Dataset
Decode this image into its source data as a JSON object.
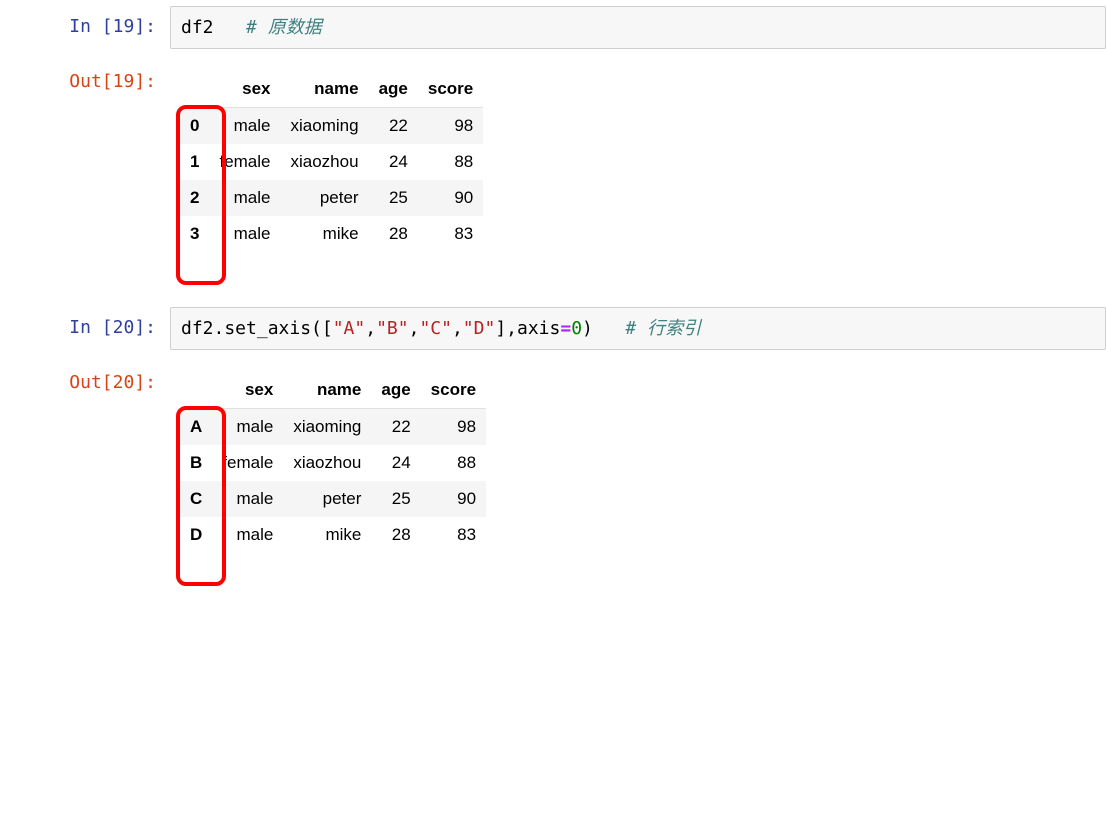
{
  "cells": [
    {
      "in_prompt": "In [19]:",
      "out_prompt": "Out[19]:",
      "code": {
        "expr": "df2",
        "comment": "# 原数据"
      },
      "table": {
        "columns": [
          "sex",
          "name",
          "age",
          "score"
        ],
        "index": [
          "0",
          "1",
          "2",
          "3"
        ],
        "rows": [
          [
            "male",
            "xiaoming",
            "22",
            "98"
          ],
          [
            "female",
            "xiaozhou",
            "24",
            "88"
          ],
          [
            "male",
            "peter",
            "25",
            "90"
          ],
          [
            "male",
            "mike",
            "28",
            "83"
          ]
        ]
      }
    },
    {
      "in_prompt": "In [20]:",
      "out_prompt": "Out[20]:",
      "code": {
        "prefix": "df2.set_axis([",
        "args": [
          "\"A\"",
          "\"B\"",
          "\"C\"",
          "\"D\""
        ],
        "sep": ",",
        "after_bracket": "],axis",
        "eq": "=",
        "axis_val": "0",
        "close": ")",
        "comment": "# 行索引"
      },
      "table": {
        "columns": [
          "sex",
          "name",
          "age",
          "score"
        ],
        "index": [
          "A",
          "B",
          "C",
          "D"
        ],
        "rows": [
          [
            "male",
            "xiaoming",
            "22",
            "98"
          ],
          [
            "female",
            "xiaozhou",
            "24",
            "88"
          ],
          [
            "male",
            "peter",
            "25",
            "90"
          ],
          [
            "male",
            "mike",
            "28",
            "83"
          ]
        ]
      }
    }
  ]
}
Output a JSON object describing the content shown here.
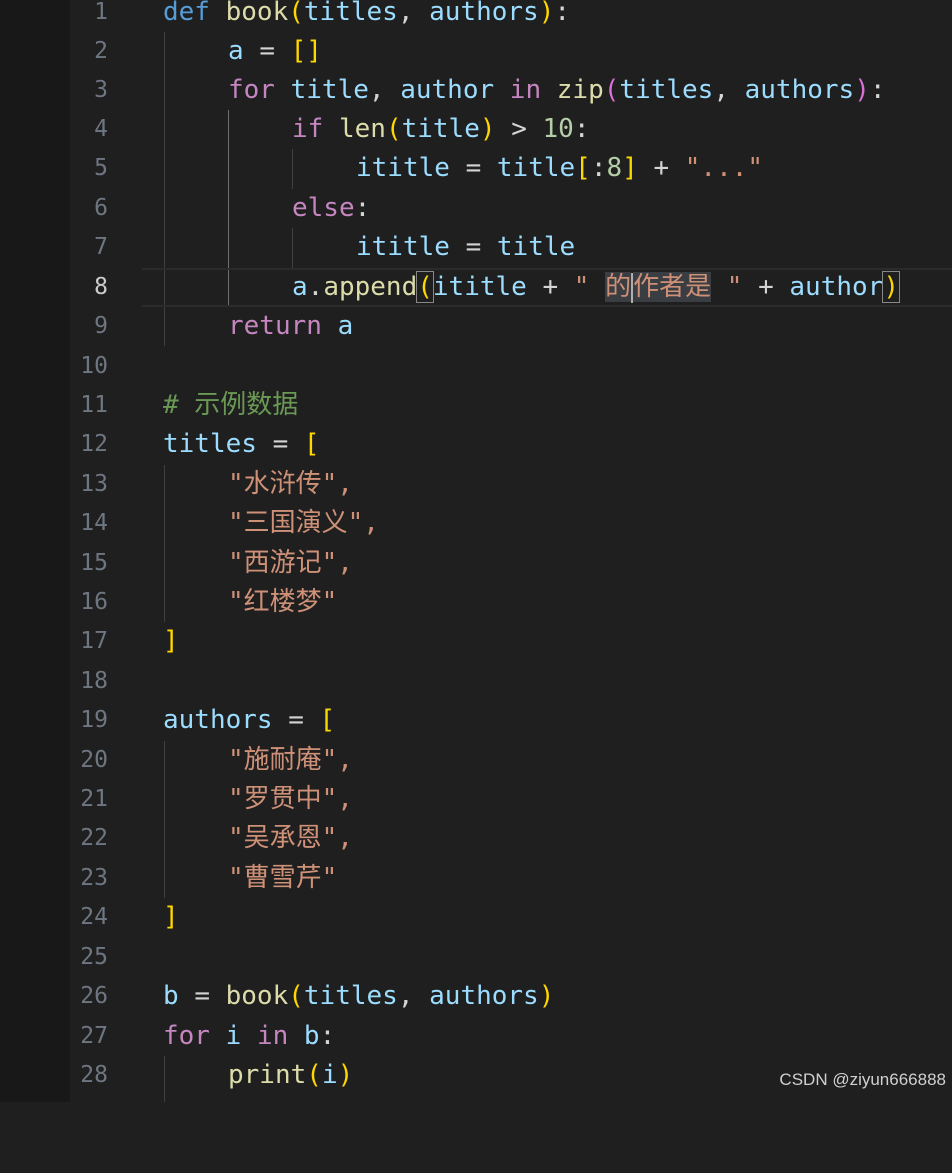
{
  "line_numbers": [
    "1",
    "2",
    "3",
    "4",
    "5",
    "6",
    "7",
    "8",
    "9",
    "10",
    "11",
    "12",
    "13",
    "14",
    "15",
    "16",
    "17",
    "18",
    "19",
    "20",
    "21",
    "22",
    "23",
    "24",
    "25",
    "26",
    "27",
    "28"
  ],
  "active_line": "8",
  "code": {
    "l1": {
      "kw": "def",
      "fn": "book",
      "p_open": "(",
      "a1": "titles",
      ",": ",",
      "a2": "authors",
      "p_close": ")",
      "colon": ":"
    },
    "l2": {
      "var": "a",
      "eq": "=",
      "brackets": "[]"
    },
    "l3": {
      "kw": "for",
      "v1": "title",
      ",": ",",
      "v2": "author",
      "in": "in",
      "fn": "zip",
      "p_open": "(",
      "a1": "titles",
      "a2": "authors",
      "p_close": ")",
      "colon": ":"
    },
    "l4": {
      "kw": "if",
      "fn": "len",
      "p_open": "(",
      "arg": "title",
      "p_close": ")",
      "op": ">",
      "num": "10",
      "colon": ":"
    },
    "l5": {
      "var": "ititle",
      "eq": "=",
      "src": "title",
      "b_open": "[",
      "slice": ":",
      "num": "8",
      "b_close": "]",
      "plus": "+",
      "str": "\"...\""
    },
    "l6": {
      "kw": "else",
      "colon": ":"
    },
    "l7": {
      "var": "ititle",
      "eq": "=",
      "src": "title"
    },
    "l8": {
      "obj": "a",
      "dot": ".",
      "method": "append",
      "p_open": "(",
      "arg": "ititle",
      "plus1": "+",
      "str_start": "\" ",
      "str_hl1": "的",
      "str_mid": "作者是",
      "str_end": " \"",
      "plus2": "+",
      "arg2": "author",
      "p_close": ")"
    },
    "l9": {
      "kw": "return",
      "var": "a"
    },
    "l11": {
      "comment": "# 示例数据"
    },
    "l12": {
      "var": "titles",
      "eq": "=",
      "b": "["
    },
    "titles": [
      "\"水浒传\",",
      "\"三国演义\",",
      "\"西游记\",",
      "\"红楼梦\""
    ],
    "l17": {
      "b": "]"
    },
    "l19": {
      "var": "authors",
      "eq": "=",
      "b": "["
    },
    "authors": [
      "\"施耐庵\",",
      "\"罗贯中\",",
      "\"吴承恩\",",
      "\"曹雪芹\""
    ],
    "l24": {
      "b": "]"
    },
    "l26": {
      "var": "b",
      "eq": "=",
      "fn": "book",
      "p_open": "(",
      "a1": "titles",
      "a2": "authors",
      "p_close": ")"
    },
    "l27": {
      "kw": "for",
      "v": "i",
      "in": "in",
      "it": "b",
      "colon": ":"
    },
    "l28": {
      "fn": "print",
      "p_open": "(",
      "arg": "i",
      "p_close": ")"
    }
  },
  "watermark": "CSDN @ziyun666888",
  "colors": {
    "keyword": "#569cd6",
    "control": "#c586c0",
    "function": "#dcdcaa",
    "variable": "#9cdcfe",
    "string": "#ce9178",
    "number": "#b5cea8",
    "comment": "#6a9955",
    "bracket1": "#ffd700",
    "bracket2": "#da70d6",
    "bracket3": "#179fff"
  }
}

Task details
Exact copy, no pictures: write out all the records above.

Exercise result
Decode this image into its source data as a JSON object.
{
  "cells": [
    {
      "in_prompt": "In [19]:",
      "out_prompt": "Out[19]:",
      "code": {
        "expr": "df2",
        "comment": "# 原数据"
      },
      "table": {
        "columns": [
          "sex",
          "name",
          "age",
          "score"
        ],
        "index": [
          "0",
          "1",
          "2",
          "3"
        ],
        "rows": [
          [
            "male",
            "xiaoming",
            "22",
            "98"
          ],
          [
            "female",
            "xiaozhou",
            "24",
            "88"
          ],
          [
            "male",
            "peter",
            "25",
            "90"
          ],
          [
            "male",
            "mike",
            "28",
            "83"
          ]
        ]
      }
    },
    {
      "in_prompt": "In [20]:",
      "out_prompt": "Out[20]:",
      "code": {
        "prefix": "df2.set_axis([",
        "args": [
          "\"A\"",
          "\"B\"",
          "\"C\"",
          "\"D\""
        ],
        "sep": ",",
        "after_bracket": "],axis",
        "eq": "=",
        "axis_val": "0",
        "close": ")",
        "comment": "# 行索引"
      },
      "table": {
        "columns": [
          "sex",
          "name",
          "age",
          "score"
        ],
        "index": [
          "A",
          "B",
          "C",
          "D"
        ],
        "rows": [
          [
            "male",
            "xiaoming",
            "22",
            "98"
          ],
          [
            "female",
            "xiaozhou",
            "24",
            "88"
          ],
          [
            "male",
            "peter",
            "25",
            "90"
          ],
          [
            "male",
            "mike",
            "28",
            "83"
          ]
        ]
      }
    }
  ]
}
Output a JSON object describing the content shown here.
{
  "line_numbers": [
    "1",
    "2",
    "3",
    "4",
    "5",
    "6",
    "7",
    "8",
    "9",
    "10",
    "11",
    "12",
    "13",
    "14",
    "15",
    "16",
    "17",
    "18",
    "19",
    "20",
    "21",
    "22",
    "23",
    "24",
    "25",
    "26",
    "27",
    "28"
  ],
  "active_line": "8",
  "code": {
    "l1": {
      "kw": "def",
      "fn": "book",
      "p_open": "(",
      "a1": "titles",
      ",": ",",
      "a2": "authors",
      "p_close": ")",
      "colon": ":"
    },
    "l2": {
      "var": "a",
      "eq": "=",
      "brackets": "[]"
    },
    "l3": {
      "kw": "for",
      "v1": "title",
      ",": ",",
      "v2": "author",
      "in": "in",
      "fn": "zip",
      "p_open": "(",
      "a1": "titles",
      "a2": "authors",
      "p_close": ")",
      "colon": ":"
    },
    "l4": {
      "kw": "if",
      "fn": "len",
      "p_open": "(",
      "arg": "title",
      "p_close": ")",
      "op": ">",
      "num": "10",
      "colon": ":"
    },
    "l5": {
      "var": "ititle",
      "eq": "=",
      "src": "title",
      "b_open": "[",
      "slice": ":",
      "num": "8",
      "b_close": "]",
      "plus": "+",
      "str": "\"...\""
    },
    "l6": {
      "kw": "else",
      "colon": ":"
    },
    "l7": {
      "var": "ititle",
      "eq": "=",
      "src": "title"
    },
    "l8": {
      "obj": "a",
      "dot": ".",
      "method": "append",
      "p_open": "(",
      "arg": "ititle",
      "plus1": "+",
      "str_start": "\" ",
      "str_hl1": "的",
      "str_mid": "作者是",
      "str_end": " \"",
      "plus2": "+",
      "arg2": "author",
      "p_close": ")"
    },
    "l9": {
      "kw": "return",
      "var": "a"
    },
    "l11": {
      "comment": "# 示例数据"
    },
    "l12": {
      "var": "titles",
      "eq": "=",
      "b": "["
    },
    "titles": [
      "\"水浒传\",",
      "\"三国演义\",",
      "\"西游记\",",
      "\"红楼梦\""
    ],
    "l17": {
      "b": "]"
    },
    "l19": {
      "var": "authors",
      "eq": "=",
      "b": "["
    },
    "authors": [
      "\"施耐庵\",",
      "\"罗贯中\",",
      "\"吴承恩\",",
      "\"曹雪芹\""
    ],
    "l24": {
      "b": "]"
    },
    "l26": {
      "var": "b",
      "eq": "=",
      "fn": "book",
      "p_open": "(",
      "a1": "titles",
      "a2": "authors",
      "p_close": ")"
    },
    "l27": {
      "kw": "for",
      "v": "i",
      "in": "in",
      "it": "b",
      "colon": ":"
    },
    "l28": {
      "fn": "print",
      "p_open": "(",
      "arg": "i",
      "p_close": ")"
    }
  },
  "watermark": "CSDN @ziyun666888",
  "colors": {
    "keyword": "#569cd6",
    "control": "#c586c0",
    "function": "#dcdcaa",
    "variable": "#9cdcfe",
    "string": "#ce9178",
    "number": "#b5cea8",
    "comment": "#6a9955",
    "bracket1": "#ffd700",
    "bracket2": "#da70d6",
    "bracket3": "#179fff"
  }
}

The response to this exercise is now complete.